Time Out New York: Can you give me an example? Dror Moreh: Sure, take the KAV 300 incident we show in the film. I had only four or five photos, and a few brief videos that were shot from far away. But I wanted viewers to feel like they were there, like the incident was happening right in front of them. So what we did was create what I call set extension—it’s essentially creating a virtual environment based off the geography from the photos. We know the bus is here, the soldiers are here, and the men they caught are here, so we made a computer-based 3-D terrain that allowed us to move a camera’s viewpoint around it. An audience member feels immersed in this moment, while still realizing that what they are seeing is coming from real documentation.
Time Out New York: But aren’t you running the risk of ruining the integrity of the facts by manipulating these images? This is still a documentary, after all. Dror Moreh: Of course it’s a risk! That was why I didn’t want to use reenactments for some scenes; I was determined to make people feel that they’re witnessing something rooted in reality and not something solely coming out an actor or filmmaker’s imagination. It’s challenging. You keep asking yourself, If I have a picture of the house, a picture of the room in that house and a picture of a man sitting on a bed in that room talking on a phone, is it okay for me to create a camera movement that does not exist? The photos are real, and the movement is manipulated…is it morally sound to do this? I actually asked that question at a seminar on nonfiction filmmaking, and everyone in the room said: Yes. The documentation is real. But yes, it’s a tightrope walk. But that kind of tightrope walking is what excites me about filmmaking.

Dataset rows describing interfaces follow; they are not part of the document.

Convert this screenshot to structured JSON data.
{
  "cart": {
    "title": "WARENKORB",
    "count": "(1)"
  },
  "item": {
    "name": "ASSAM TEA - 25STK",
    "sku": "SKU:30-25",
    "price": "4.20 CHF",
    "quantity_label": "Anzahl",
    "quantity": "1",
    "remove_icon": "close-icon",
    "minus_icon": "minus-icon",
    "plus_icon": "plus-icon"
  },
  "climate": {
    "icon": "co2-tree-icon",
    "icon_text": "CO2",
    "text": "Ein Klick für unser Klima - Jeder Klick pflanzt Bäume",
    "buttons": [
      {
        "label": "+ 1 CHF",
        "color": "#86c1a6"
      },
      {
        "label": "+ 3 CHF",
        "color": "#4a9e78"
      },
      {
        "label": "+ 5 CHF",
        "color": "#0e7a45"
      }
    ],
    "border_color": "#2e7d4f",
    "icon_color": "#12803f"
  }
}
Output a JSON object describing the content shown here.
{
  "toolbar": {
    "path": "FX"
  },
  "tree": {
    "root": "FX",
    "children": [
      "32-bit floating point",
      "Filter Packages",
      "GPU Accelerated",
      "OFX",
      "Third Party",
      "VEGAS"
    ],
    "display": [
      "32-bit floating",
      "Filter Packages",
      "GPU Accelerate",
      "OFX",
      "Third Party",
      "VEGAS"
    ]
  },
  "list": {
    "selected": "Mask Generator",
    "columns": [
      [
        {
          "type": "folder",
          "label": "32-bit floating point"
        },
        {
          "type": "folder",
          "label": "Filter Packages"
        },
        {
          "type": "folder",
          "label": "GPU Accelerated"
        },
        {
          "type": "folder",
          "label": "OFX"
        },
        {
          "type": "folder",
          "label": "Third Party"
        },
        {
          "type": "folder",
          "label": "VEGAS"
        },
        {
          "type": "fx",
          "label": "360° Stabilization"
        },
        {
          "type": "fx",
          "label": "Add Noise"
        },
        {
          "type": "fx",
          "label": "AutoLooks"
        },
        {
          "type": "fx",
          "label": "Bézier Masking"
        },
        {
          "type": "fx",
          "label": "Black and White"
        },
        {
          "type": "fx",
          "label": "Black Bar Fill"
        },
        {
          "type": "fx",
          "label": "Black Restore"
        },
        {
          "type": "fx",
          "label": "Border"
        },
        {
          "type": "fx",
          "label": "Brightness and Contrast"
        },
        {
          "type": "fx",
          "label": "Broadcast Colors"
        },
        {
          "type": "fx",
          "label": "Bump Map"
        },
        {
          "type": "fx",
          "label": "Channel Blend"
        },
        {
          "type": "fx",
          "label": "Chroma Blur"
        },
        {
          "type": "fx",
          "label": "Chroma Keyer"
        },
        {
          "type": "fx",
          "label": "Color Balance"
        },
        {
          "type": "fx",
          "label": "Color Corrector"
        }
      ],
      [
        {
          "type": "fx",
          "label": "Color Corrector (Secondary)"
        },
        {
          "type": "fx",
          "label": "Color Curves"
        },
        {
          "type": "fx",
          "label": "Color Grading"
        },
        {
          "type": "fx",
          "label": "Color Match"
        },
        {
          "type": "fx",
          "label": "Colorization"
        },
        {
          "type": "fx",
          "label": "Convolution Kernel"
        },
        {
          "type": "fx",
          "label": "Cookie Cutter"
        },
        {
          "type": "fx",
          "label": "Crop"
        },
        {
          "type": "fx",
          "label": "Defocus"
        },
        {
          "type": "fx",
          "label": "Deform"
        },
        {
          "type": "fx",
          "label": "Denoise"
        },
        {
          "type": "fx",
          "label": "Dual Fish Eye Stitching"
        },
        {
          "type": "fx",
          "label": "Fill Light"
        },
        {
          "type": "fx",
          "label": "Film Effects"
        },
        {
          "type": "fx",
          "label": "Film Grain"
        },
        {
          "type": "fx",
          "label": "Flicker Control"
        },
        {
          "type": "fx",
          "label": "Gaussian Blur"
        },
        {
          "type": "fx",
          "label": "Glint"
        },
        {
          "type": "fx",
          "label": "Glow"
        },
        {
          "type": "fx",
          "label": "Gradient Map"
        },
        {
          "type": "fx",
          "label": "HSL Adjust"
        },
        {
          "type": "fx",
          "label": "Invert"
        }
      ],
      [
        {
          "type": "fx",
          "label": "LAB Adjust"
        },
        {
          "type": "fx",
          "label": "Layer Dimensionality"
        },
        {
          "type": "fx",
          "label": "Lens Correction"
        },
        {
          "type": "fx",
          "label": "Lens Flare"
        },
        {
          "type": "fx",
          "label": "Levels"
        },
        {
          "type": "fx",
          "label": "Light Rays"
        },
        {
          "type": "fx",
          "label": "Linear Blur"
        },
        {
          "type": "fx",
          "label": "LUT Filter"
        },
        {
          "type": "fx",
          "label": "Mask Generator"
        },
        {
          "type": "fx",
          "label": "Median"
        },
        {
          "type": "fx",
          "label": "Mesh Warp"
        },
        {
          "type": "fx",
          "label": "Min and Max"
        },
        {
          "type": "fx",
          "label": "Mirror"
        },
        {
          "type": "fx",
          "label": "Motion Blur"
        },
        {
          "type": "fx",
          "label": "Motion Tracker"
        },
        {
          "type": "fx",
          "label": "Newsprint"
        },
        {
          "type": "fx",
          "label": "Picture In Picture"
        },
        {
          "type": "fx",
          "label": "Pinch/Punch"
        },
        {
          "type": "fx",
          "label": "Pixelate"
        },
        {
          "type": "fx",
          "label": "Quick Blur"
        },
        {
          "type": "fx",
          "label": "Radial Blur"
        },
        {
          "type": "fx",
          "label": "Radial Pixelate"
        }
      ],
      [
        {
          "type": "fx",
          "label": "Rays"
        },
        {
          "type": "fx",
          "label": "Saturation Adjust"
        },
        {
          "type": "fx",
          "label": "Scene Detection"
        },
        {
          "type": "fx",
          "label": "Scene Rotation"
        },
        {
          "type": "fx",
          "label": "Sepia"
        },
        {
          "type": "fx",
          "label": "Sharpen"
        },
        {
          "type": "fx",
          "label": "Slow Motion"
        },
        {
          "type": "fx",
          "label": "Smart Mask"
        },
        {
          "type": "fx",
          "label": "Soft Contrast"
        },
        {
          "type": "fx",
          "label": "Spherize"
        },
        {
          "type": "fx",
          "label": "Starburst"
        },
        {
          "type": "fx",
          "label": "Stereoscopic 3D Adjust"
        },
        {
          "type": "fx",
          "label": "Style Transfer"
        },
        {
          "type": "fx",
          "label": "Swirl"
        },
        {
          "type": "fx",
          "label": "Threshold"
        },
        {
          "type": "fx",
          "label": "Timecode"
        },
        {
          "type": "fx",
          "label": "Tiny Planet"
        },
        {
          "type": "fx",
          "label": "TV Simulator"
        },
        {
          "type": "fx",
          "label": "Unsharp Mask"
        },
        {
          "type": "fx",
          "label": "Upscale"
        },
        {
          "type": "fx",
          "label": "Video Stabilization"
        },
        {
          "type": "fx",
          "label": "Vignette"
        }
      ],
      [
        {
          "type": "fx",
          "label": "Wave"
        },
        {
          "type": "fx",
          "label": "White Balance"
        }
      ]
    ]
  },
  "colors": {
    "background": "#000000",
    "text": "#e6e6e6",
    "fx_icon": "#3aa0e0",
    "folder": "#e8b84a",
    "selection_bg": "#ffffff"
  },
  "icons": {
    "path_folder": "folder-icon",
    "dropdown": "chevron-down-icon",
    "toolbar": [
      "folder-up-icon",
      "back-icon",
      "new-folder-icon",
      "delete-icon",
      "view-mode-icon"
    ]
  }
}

Time Out New York: How has the film been received back home? Dror Moreh: In Israel, people don’t like to go to documentaries when they go to the theater. We opened in two art houses initially; after one week, we had to move to seven theaters to meet the demand. By the third week, we were able to book it in some major multiplexes, and I’ve been told shows have been sold out. Most Israeli documentaries tend to be either hard left or hard right—you know which way they’re going to lean immediately. I knew from the beginning that I didn’t want to make a political documentary that had an agenda. I just wanted to let these guys tell their story, and the people apparently want to hear this story, which is very, very gratifying.
You know, in Palestine, the Shin Bet is the single most hated organization. If you ask a Palestinian, who do you hate more, the Israeli Army or Shin Bet, they will answer Shin Bet every time. I saw the film with a group of Palestinians in Amsterdam, and when the film was over, I was waiting for them to tear into me: “How could you do this, how could you make this?” And everyone who saw it there loved it. Someone asked me at a Q&A yesterday if the film has been translated into Arabic yet. It hasn’t, but I really want to make it happen. I want to show this in the West Bank and hear what they have to say. Because hearing what others have to say is the only way we can move forward in the region right now. It’s the only way.
The Gatekeepers opens Friday, Feb 1 at Lincoln Plaza Cinemas.